Myelopathy is any disease process that affects the spinal cord. When this effect in the spinal cord is due to trauma, it is known as a spinal cord injury. The clinical syndrome that results from a disorder in the spinal cord that disrupts or interrupts the normal transmission of the neural signals is known as a “myelopathy”.
There are many causes of cervical myelopathy; anything that interrupts the normal flow of neural impulses through the spinal cord may cause a clinical myelopathy. Some of the causes are trauma, viral processes, inflammatory or autoimmune disorders, tumor, or degenerative processes including spondylosis and intervertebral disc herniation.
Symptoms of Myelopathy depend on the level(s) of the spinal cord that are involved and pattern of involvement. Numbness of the hands, weakness of the arms and hands, leg stiffness, loss of balance, decreased strength and urinary urgency are all common symptoms of Myelopathy.
Transcranial Magnetic Stimulation (TMS), is a neurophysiological method that allows the measurement of time required for a neural impulse to cross pyramidal tracts.

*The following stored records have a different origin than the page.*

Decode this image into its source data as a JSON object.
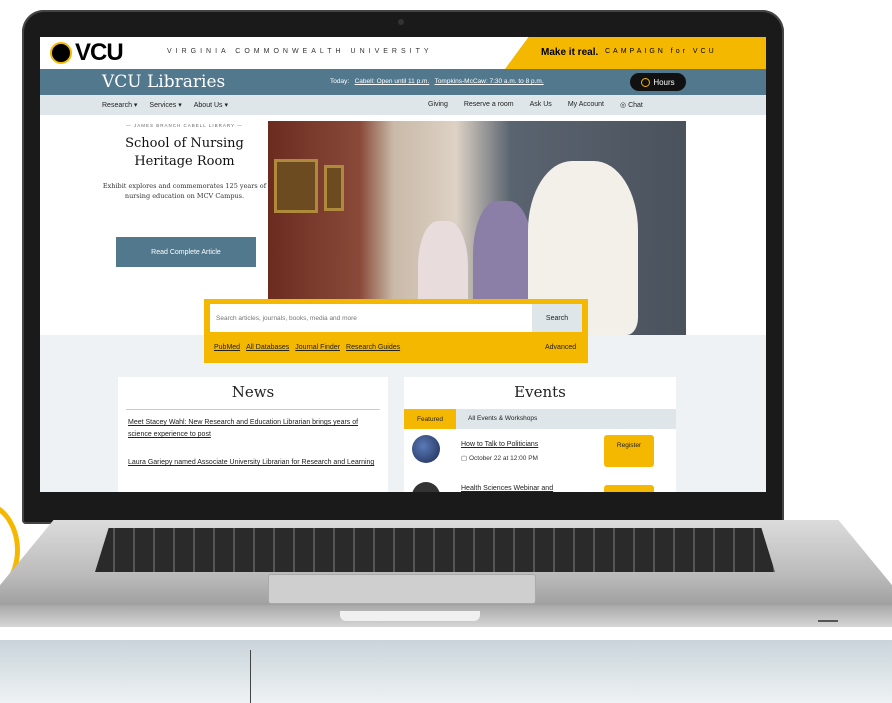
{
  "topbar": {
    "logo_text": "VCU",
    "university_name": "VIRGINIA COMMONWEALTH UNIVERSITY",
    "campaign_bold": "Make it real.",
    "campaign_rest": "CAMPAIGN for VCU"
  },
  "header": {
    "title": "VCU Libraries",
    "today_label": "Today:",
    "cabell_hours": "Cabell: Open until 11 p.m.",
    "tompkins_hours": "Tompkins-McCaw: 7:30 a.m. to 8 p.m.",
    "hours_button": "Hours"
  },
  "nav": {
    "left": [
      "Research ▾",
      "Services ▾",
      "About Us ▾"
    ],
    "right": [
      "Giving",
      "Reserve a room",
      "Ask Us",
      "My Account",
      "Chat"
    ]
  },
  "hero": {
    "kicker": "— JAMES BRANCH CABELL LIBRARY —",
    "title": "School of Nursing Heritage Room",
    "description": "Exhibit explores and commemorates 125 years of nursing education on MCV Campus.",
    "button": "Read Complete Article"
  },
  "search": {
    "placeholder": "Search articles, journals, books, media and more",
    "button": "Search",
    "quick_links": [
      "PubMed",
      "All Databases",
      "Journal Finder",
      "Research Guides"
    ],
    "advanced": "Advanced"
  },
  "news": {
    "title": "News",
    "items": [
      "Meet Stacey Wahl: New Research and Education Librarian brings years of science experience to post",
      "Laura Gariepy named Associate University Librarian for Research and Learning"
    ]
  },
  "events": {
    "title": "Events",
    "tabs": [
      "Featured",
      "All Events & Workshops"
    ],
    "items": [
      {
        "title": "How to Talk to Politicians",
        "date": "October 22 at 12:00 PM",
        "button": "Register"
      },
      {
        "title": "Health Sciences Webinar and",
        "date": "",
        "button": ""
      }
    ]
  },
  "colors": {
    "vcu_gold": "#f5b800",
    "header_blue": "#52788e",
    "nav_gray": "#dfe6ea"
  }
}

TMS aids physicians to determine whether myelopathy exists, and where it is located within the spinal cord.
Surgery may be required to decompress the spinal canal. If the patient also has Radiculopathy, conservative treatment like change in daily activity and exercises for cervical stenosis may help relieve arm pain.
The key to the treatment of cmyelopathy is to remove the pressure from the spinal cord. The surgery is performed to prevent the progression of symptoms; clinical improvement may or may not occur. You will need to discuss your prognosis with your Neurosurgeon prior to making a decision to have surgery.
Surgical procedures to decompress the spinal cord include approaches from the front of the neck (anterior cervical discectomy and fusion, anterior cervical corpectomy), from the back of the neck (cervical laminectomy, cervical laminectomy and fusion, cervical laminoplasty) and combined procedures in which both an anterior and a posterior approach are used. The exact procedure performed is based partly on the location of the stenosis and the overall alignment of the cervical spine, but many factors are considered in the decision.